Trying to find the answer, Mr Lorenzini started a research. It took him many months and uncounted hours of trolling through archives storerooms, the Social Security index, Census reports and city records on births, deaths and employment, and finally discovered the photographer: Eugene de Salignac.
Though Michael Lorenzini unearthed primary sources to reconstruct de Salignac’s biography, still a lot about him remains unknown.
The basic facts of his life are that he was born in Boston in 1861 into an eccentric family of exiled French nobility. He got married, had two children and, after separating from his wife in 1903, at the age of 42 he started working for the City of New York. It was his brother-in-law who found him the job as an assistant to the photographer for the Department of Bridges, Joseph Palmer. After 3 years of apprenticeship, Palmer suddenly died, and in October 1906, de Salignac assumed his duties until 1934. Though he turned 70, he was still climbing bridges and actively working, but was forced to retire in 1934 despite a petition to Mayor La Guardia. Eugene de Salignac died in 1943, at 82.
De Salignac was not a typical municipal photograph. His job was to provide a record of the changing New York: the construction of bridges, municipal building, subway, tunnels, trolley lines, buses, ferries, street scenes, construction laborers, office workers, panoramas and etc. And he did it, but more as an artist than as an ordinary municipal worker. Some of his most compelling images reveal that he had an eye for composition, form and light. A real piece of art is his iconic photograph of the Brooklyn Bridge painters.
Obviously with such a huge amount, it is not possible that all of his photographs possess the high quality of an art work, but still they are great images from historical point of view. Moreover, it seems that de Salignac liked his job and these newly-built constructions became a continual source of his inspiration. He captured these symbols of the industrial progress in their unusual beauty.
Now since his name has emerged, he deserves all the merits for his work. In his lifetime de Salignac’s work was little seen outside of New York City government, and his name was forgotten after his death in 1943. Not however his images. They have been used in books and films but since their author was unknown, it was no possible to give them the correct credit.
Most of his collection now is held by the New York City Municipal Archives.

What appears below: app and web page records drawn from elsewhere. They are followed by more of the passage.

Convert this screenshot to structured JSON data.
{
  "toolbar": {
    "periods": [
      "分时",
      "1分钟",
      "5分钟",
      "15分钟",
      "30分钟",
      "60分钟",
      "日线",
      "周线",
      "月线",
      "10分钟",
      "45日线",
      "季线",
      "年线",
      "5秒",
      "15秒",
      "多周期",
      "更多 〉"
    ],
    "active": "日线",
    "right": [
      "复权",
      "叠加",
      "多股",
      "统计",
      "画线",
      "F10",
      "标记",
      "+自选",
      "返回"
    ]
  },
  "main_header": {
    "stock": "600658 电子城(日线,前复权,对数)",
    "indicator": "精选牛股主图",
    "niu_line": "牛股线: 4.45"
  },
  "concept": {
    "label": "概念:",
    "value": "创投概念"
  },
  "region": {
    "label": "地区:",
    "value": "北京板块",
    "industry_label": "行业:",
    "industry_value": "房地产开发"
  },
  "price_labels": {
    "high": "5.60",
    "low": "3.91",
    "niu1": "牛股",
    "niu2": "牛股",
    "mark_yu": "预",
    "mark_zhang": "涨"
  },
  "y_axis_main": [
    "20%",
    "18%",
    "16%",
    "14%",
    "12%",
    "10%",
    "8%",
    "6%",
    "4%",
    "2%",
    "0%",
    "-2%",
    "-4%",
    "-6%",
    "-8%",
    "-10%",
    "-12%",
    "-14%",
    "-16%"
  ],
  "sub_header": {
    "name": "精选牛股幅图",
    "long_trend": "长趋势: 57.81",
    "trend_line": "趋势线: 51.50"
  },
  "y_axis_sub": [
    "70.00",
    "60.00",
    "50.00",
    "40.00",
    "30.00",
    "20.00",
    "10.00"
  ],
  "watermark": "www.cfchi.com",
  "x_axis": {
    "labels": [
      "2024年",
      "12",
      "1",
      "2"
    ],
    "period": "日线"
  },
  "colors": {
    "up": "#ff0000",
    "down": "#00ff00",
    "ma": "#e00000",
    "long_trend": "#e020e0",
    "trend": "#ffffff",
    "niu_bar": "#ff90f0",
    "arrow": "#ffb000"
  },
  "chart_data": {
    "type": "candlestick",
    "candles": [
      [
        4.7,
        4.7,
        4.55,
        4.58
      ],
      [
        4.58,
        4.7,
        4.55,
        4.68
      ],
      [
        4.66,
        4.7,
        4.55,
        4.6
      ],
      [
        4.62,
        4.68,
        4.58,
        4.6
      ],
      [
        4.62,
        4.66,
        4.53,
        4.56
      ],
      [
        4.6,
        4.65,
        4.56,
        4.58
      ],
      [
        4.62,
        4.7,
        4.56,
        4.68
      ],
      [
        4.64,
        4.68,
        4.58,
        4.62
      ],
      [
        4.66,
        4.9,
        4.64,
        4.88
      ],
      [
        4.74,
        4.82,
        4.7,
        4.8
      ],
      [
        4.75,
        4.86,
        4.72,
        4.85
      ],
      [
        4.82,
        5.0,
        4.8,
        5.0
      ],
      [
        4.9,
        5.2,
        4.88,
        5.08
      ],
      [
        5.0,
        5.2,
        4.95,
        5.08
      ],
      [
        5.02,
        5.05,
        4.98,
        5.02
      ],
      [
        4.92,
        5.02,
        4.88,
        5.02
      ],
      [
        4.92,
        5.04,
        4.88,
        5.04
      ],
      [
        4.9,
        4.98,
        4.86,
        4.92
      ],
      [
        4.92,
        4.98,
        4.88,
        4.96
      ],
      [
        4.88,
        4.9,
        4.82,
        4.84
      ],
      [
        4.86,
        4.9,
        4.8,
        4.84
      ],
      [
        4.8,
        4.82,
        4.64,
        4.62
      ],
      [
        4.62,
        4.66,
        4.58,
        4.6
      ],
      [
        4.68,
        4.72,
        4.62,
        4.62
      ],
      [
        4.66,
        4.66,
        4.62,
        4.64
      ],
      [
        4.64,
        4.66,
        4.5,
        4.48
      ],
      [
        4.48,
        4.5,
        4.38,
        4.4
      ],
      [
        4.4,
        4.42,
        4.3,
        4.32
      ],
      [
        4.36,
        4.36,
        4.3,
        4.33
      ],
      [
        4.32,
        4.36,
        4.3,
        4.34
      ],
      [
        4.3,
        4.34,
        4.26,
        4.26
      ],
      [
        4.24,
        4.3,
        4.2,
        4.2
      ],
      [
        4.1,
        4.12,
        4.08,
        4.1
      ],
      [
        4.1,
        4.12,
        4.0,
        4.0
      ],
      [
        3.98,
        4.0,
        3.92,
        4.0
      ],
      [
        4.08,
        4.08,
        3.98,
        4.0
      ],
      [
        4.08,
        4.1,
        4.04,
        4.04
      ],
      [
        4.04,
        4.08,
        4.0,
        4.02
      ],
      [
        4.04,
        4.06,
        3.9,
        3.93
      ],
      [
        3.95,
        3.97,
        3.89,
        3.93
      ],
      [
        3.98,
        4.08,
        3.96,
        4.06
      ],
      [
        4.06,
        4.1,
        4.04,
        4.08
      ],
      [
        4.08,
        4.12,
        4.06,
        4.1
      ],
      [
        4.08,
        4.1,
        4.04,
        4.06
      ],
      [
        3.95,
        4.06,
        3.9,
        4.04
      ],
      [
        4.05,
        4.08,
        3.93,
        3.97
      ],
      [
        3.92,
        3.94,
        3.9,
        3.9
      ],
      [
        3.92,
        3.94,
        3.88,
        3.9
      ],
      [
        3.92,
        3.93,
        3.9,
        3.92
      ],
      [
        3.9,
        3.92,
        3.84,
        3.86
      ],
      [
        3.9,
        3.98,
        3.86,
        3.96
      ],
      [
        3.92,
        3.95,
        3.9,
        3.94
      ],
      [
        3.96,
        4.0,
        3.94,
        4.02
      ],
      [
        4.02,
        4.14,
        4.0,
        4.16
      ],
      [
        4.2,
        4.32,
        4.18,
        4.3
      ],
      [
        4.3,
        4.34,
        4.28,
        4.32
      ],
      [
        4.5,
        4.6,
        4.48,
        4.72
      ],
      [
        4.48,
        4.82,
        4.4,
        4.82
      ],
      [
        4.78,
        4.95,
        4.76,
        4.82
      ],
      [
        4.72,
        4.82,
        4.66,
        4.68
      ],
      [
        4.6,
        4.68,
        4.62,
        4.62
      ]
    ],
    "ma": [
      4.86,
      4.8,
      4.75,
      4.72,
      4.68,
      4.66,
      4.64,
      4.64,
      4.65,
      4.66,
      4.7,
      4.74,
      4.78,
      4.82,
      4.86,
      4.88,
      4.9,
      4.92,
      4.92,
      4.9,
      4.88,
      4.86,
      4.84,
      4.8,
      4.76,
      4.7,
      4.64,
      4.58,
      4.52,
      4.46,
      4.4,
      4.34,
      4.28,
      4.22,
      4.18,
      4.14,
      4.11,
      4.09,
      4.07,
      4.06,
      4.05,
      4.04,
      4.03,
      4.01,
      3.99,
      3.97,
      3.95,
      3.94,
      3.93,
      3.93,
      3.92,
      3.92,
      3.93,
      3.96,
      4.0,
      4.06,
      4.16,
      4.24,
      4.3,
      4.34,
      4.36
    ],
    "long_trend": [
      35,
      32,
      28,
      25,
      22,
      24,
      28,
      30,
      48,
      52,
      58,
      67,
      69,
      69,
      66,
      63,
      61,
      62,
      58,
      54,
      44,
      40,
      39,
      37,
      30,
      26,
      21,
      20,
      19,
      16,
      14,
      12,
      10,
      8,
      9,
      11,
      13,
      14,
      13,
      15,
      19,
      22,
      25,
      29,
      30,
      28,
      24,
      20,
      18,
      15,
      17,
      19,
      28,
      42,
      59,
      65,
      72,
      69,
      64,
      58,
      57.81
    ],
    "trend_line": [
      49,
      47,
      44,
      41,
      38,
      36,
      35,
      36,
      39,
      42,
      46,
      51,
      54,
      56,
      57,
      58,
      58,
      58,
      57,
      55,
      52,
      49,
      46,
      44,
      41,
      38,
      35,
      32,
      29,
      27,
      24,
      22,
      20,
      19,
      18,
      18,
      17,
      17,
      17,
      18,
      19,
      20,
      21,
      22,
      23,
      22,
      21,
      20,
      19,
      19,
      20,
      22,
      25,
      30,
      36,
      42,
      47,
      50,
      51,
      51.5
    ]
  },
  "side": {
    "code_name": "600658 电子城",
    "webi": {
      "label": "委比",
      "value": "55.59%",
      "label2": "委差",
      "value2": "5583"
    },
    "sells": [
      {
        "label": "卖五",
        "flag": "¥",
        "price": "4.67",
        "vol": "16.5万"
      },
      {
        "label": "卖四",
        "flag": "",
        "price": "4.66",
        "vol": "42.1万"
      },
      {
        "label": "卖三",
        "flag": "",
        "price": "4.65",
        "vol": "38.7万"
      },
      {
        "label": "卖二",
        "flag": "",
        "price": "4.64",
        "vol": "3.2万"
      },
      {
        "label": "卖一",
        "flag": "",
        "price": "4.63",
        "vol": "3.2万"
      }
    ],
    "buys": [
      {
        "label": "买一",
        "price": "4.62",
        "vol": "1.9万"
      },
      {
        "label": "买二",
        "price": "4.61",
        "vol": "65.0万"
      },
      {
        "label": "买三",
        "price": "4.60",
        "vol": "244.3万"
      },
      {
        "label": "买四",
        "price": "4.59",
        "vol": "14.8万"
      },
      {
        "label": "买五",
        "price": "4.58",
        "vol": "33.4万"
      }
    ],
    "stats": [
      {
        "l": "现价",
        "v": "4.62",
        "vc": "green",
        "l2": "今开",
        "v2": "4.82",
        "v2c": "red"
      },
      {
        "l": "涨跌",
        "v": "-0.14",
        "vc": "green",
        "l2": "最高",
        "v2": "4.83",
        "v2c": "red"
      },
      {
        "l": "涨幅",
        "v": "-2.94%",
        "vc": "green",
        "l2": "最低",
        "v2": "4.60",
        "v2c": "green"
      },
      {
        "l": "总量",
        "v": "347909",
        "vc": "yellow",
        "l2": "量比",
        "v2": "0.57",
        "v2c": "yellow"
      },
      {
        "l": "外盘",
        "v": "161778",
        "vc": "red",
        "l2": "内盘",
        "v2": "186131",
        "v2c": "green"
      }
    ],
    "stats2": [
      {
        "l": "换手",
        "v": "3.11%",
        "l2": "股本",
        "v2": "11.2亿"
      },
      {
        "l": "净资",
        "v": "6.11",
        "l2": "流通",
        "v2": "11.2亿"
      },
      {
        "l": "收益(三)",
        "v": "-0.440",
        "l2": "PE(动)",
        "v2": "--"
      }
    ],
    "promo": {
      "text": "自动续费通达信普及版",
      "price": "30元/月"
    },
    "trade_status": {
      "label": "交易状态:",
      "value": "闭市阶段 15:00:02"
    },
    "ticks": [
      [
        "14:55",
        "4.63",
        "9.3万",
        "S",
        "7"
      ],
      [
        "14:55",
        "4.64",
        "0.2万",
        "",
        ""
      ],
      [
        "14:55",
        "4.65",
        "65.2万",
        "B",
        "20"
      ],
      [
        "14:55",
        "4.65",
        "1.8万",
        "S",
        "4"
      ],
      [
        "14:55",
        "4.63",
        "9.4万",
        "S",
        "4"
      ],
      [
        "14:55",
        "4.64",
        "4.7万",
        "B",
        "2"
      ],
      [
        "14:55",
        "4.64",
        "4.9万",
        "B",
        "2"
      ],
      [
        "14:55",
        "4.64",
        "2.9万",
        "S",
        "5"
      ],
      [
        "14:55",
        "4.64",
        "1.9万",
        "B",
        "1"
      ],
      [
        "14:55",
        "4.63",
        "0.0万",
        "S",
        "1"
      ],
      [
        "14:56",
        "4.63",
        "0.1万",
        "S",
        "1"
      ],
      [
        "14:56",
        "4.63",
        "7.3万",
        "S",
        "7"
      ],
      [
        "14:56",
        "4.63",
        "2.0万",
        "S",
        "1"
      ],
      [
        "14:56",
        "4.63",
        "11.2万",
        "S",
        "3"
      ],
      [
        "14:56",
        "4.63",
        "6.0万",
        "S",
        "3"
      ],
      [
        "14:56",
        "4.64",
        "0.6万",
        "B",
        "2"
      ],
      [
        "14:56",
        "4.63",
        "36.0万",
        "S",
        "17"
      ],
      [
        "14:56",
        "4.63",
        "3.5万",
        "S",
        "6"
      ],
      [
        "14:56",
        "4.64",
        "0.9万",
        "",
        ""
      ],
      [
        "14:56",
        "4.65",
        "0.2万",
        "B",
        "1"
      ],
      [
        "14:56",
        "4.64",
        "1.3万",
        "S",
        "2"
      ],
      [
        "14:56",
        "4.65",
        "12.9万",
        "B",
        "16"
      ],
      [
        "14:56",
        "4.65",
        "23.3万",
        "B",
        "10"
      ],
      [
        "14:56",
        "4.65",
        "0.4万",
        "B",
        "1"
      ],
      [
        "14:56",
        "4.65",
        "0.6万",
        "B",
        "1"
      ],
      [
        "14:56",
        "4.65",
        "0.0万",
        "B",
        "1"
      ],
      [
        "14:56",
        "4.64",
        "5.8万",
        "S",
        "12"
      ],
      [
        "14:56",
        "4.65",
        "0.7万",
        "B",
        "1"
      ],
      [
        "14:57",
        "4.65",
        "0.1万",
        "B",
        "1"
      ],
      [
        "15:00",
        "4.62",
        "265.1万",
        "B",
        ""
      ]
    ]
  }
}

In 2007, they have published (publisher Aperture) the monograph ‘New York Rises: Photographs by Eugene de Salignac’ with authors Michael Lorenzini and Kevin Moore.
Among many of his photographic duties was also the task of taking portraits for licenses. He often shot two men at a time but it is not yet clear why.
*Bridges/Plant & Structures, 1901-1939. With consolidation of the Greater City of New York in 1898, all bridges over waterways were placed under jurisdiction of the newly-formed Department of Bridges. In 1916, Bridges merged with Public Works and became the Department of Plant & Structures with responsibility for streetcar lines, ferryboats, sewers, waste disposal facilities, homeless shelters, and bridges.